The poet’s bitterness and pain are expressed in the first four lines, but the last two lines of the poem have a more gentle tone as he decides to keep the picture.

4. Tone and mood

Overall, the poem has a conversational tone, as though the poet were talking directly to his ex-wife.
However, the tone changes through the poem. The tone is one of horror when he first discovers his ex-wife’s picture, and changes to a happy tone as he remembers good times with her. The tone becomes bitter and sad as he remembers the war and the breakdown of their marriage. The final lines, though, have a hopeful tone.
The mood of a poem is how it makes the reader feel. How does this poem make you feel? For example, happy, sad, angry, or indifferent.

Summary
Mementos, 1 by W.D. Snodgrass

  1. Theme
    The theme is memory, and the power of mementos to bring back past feelings and memories.
  2. Type and form
    confessional poem
  3. Tone and mood

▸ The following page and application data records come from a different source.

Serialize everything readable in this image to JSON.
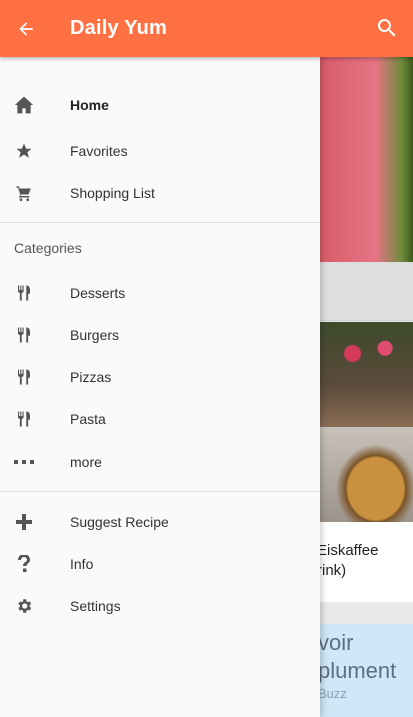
{
  "appbar": {
    "title": "Daily Yum",
    "back_icon": "arrow-back-icon",
    "search_icon": "search-icon",
    "color": "#ff7043"
  },
  "drawer": {
    "primary": [
      {
        "label": "Home",
        "icon": "home-icon",
        "selected": true
      },
      {
        "label": "Favorites",
        "icon": "star-icon"
      },
      {
        "label": "Shopping List",
        "icon": "cart-icon"
      }
    ],
    "categories_header": "Categories",
    "categories": [
      {
        "label": "Desserts",
        "icon": "restaurant-icon"
      },
      {
        "label": "Burgers",
        "icon": "restaurant-icon"
      },
      {
        "label": "Pizzas",
        "icon": "restaurant-icon"
      },
      {
        "label": "Pasta",
        "icon": "restaurant-icon"
      },
      {
        "label": "more",
        "icon": "more-horizontal-icon"
      }
    ],
    "secondary": [
      {
        "label": "Suggest Recipe",
        "icon": "plus-icon"
      },
      {
        "label": "Info",
        "icon": "question-icon"
      },
      {
        "label": "Settings",
        "icon": "gear-icon"
      }
    ]
  },
  "background": {
    "card_caption_line1": "Eiskaffee",
    "card_caption_line2": "rink)",
    "ad_line1": "voir",
    "ad_line2": "plument",
    "ad_line3": "Buzz"
  }
}
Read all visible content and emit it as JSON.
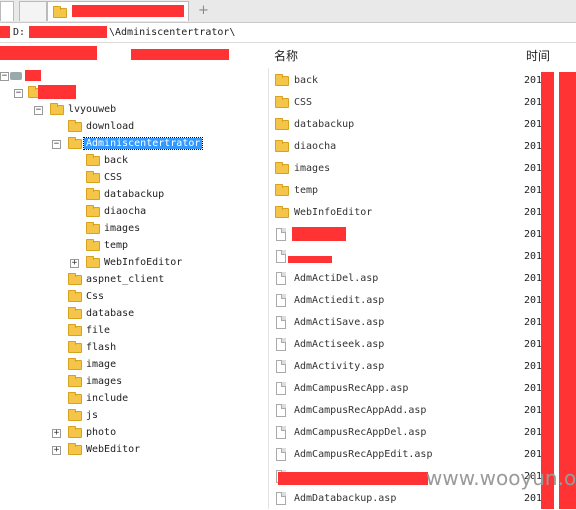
{
  "tabs": {
    "new_tab_label": "+"
  },
  "address": {
    "drive": "D:",
    "path": "\\Adminiscentertrator\\"
  },
  "columns": {
    "name": "名称",
    "time": "时间"
  },
  "tree": [
    {
      "label": "lvyouweb",
      "expander": "−"
    },
    {
      "label": "download"
    },
    {
      "label": "Adminiscentertrator",
      "expander": "−",
      "selected": true
    },
    {
      "label": "back"
    },
    {
      "label": "CSS"
    },
    {
      "label": "databackup"
    },
    {
      "label": "diaocha"
    },
    {
      "label": "images"
    },
    {
      "label": "temp"
    },
    {
      "label": "WebInfoEditor",
      "expander": "+"
    },
    {
      "label": "aspnet_client"
    },
    {
      "label": "Css"
    },
    {
      "label": "database"
    },
    {
      "label": "file"
    },
    {
      "label": "flash"
    },
    {
      "label": "image"
    },
    {
      "label": "images"
    },
    {
      "label": "include"
    },
    {
      "label": "js"
    },
    {
      "label": "photo",
      "expander": "+"
    },
    {
      "label": "WebEditor",
      "expander": "+"
    }
  ],
  "files": [
    {
      "name": "back",
      "type": "folder",
      "time": "201"
    },
    {
      "name": "CSS",
      "type": "folder",
      "time": "201"
    },
    {
      "name": "databackup",
      "type": "folder",
      "time": "201"
    },
    {
      "name": "diaocha",
      "type": "folder",
      "time": "201"
    },
    {
      "name": "images",
      "type": "folder",
      "time": "201"
    },
    {
      "name": "temp",
      "type": "folder",
      "time": "201"
    },
    {
      "name": "WebInfoEditor",
      "type": "folder",
      "time": "201"
    },
    {
      "name": "",
      "type": "file",
      "time": "201"
    },
    {
      "name": "",
      "type": "file",
      "time": "201"
    },
    {
      "name": "AdmActiDel.asp",
      "type": "file",
      "time": "201"
    },
    {
      "name": "AdmActiedit.asp",
      "type": "file",
      "time": "201"
    },
    {
      "name": "AdmActiSave.asp",
      "type": "file",
      "time": "201"
    },
    {
      "name": "AdmActiseek.asp",
      "type": "file",
      "time": "201"
    },
    {
      "name": "AdmActivity.asp",
      "type": "file",
      "time": "201"
    },
    {
      "name": "AdmCampusRecApp.asp",
      "type": "file",
      "time": "201"
    },
    {
      "name": "AdmCampusRecAppAdd.asp",
      "type": "file",
      "time": "201"
    },
    {
      "name": "AdmCampusRecAppDel.asp",
      "type": "file",
      "time": "201"
    },
    {
      "name": "AdmCampusRecAppEdit.asp",
      "type": "file",
      "time": "201"
    },
    {
      "name": "",
      "type": "file",
      "time": "201"
    },
    {
      "name": "AdmDatabackup.asp",
      "type": "file",
      "time": "201"
    }
  ],
  "watermark": "www.wooyun.org",
  "colors": {
    "redaction": "#ff3333",
    "selection": "#3399ff",
    "folder": "#f5c54a"
  }
}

    Tone: Overall, it has a conversational tone. It shifts through the poem from one of horror; to a happy tone; to a bitter and sad tone; and ends on a more gentle and hopeful tone.
    Mood: How does this poem make you feel? Happy, sad, angry or indifferent? Always give reasons for your answer.

Activity 9

Refer to the poem on page 77 and answer the questions below.

  1. Complete the following sentences by using the words provided in the list below.
    stunned; mother; shocked; disappointed; ex-wife; glad 
    The speaker is sorting out old papers when he finds a photograph of his (1.1) ... Initially, he is (1.2) ... but then he is (1.3) ... to find it as it brings back old memories. (3)
  2. Refer to line 4 (“Your That picture. I stopped there cold,”).
    Explain why the words “That picture” are written in a different font (letter type).(1)
  3. Refer to lines 4-6 (“I stopped there ... a severed ”).
    3.1 Identify the figure of speech used here
    3.2 Explain why the poet has used this figure of speech (2)
  4. Choose the correct answer to complete the following In line 10, the word “stunned” suggests that the girl was ...
    1. gorgeous.
    2. scary.
    3. motionless.
    4. happy.                                                                                                (1)
  5. Refer to lines 11-12 (“Well, our needs ... ideals came ”).
    Using your own words, say what the speaker and his wife’s lives were like when they were young.                    (1)
  6. Refer to stanza (3)
    6.1 Quote THREE separate words to show that not only soldiers were affected by the war.
    6.2 Explain what the photograph meant to the speaker during the war (1)
  7. Refer to the last
    7.1 Is the following statement TRUE or FALSE? Give a reason for your answer.
           The speaker’s wife was responsible for the breakdown of their marriage.                                                (2)
    7.2 What does the speaker’s decision to keep the photograph reveal about him? (1)
  8. In the first stanza, the tone of the speaker is one of shock
    What is the tone in the last stanza?                                       (1)
  9. After reading this poem, do you think it is a good idea to use old photographs as a way of remembering the past?
    Discuss your view.                                                                  (2) [18]

Answers to Activity 9

  1. 1.1 Ex-wife ✓
    1.2 Shocked ✓
    1.3 Glad ✓ (3)
  2. It emphasises/shows the importance of the photo/It shocks him./It refers to a particular picture of relevance/ significance. ✓ (1)
  3. 3.1 Simile ✓ (1)
    3.2 Finding this photograph is as shocking/unexpected as finding a severed hand in your garden. ✓ (1)
  4. A /gorgeous ✓  (1)
  5. Simple/carefree/uncomplicated ✓  (1)
  6. 6.1 “shacks” ✓
          “dishes” ✓
            “dolls” ✓ (3)
    6.2  It helped him cope with his fears/it helped him to choke down his fears. ✓  (1)
  7. 7.1 False.
    Both of them were responsible. ✓✓
    OR
    They drained one another’s force. ✓✓ (2)
    7.2 He is not ready to let go./The photograph still has meaning for him./He has not come to terms with the divorce yet./He still has feelings for his ex-wife. ✓     (1)
  8. The tone becomes gentler/accepting/agreeable/forgiving. ✓ (1)
  9. Yes, people need real objects like photographs to remember the ✓✓
    OR
    No, memories should not depend on objects such as photographs. ✓✓     (2) [18]
Last modified on Wednesday, 08 September 2021 12:22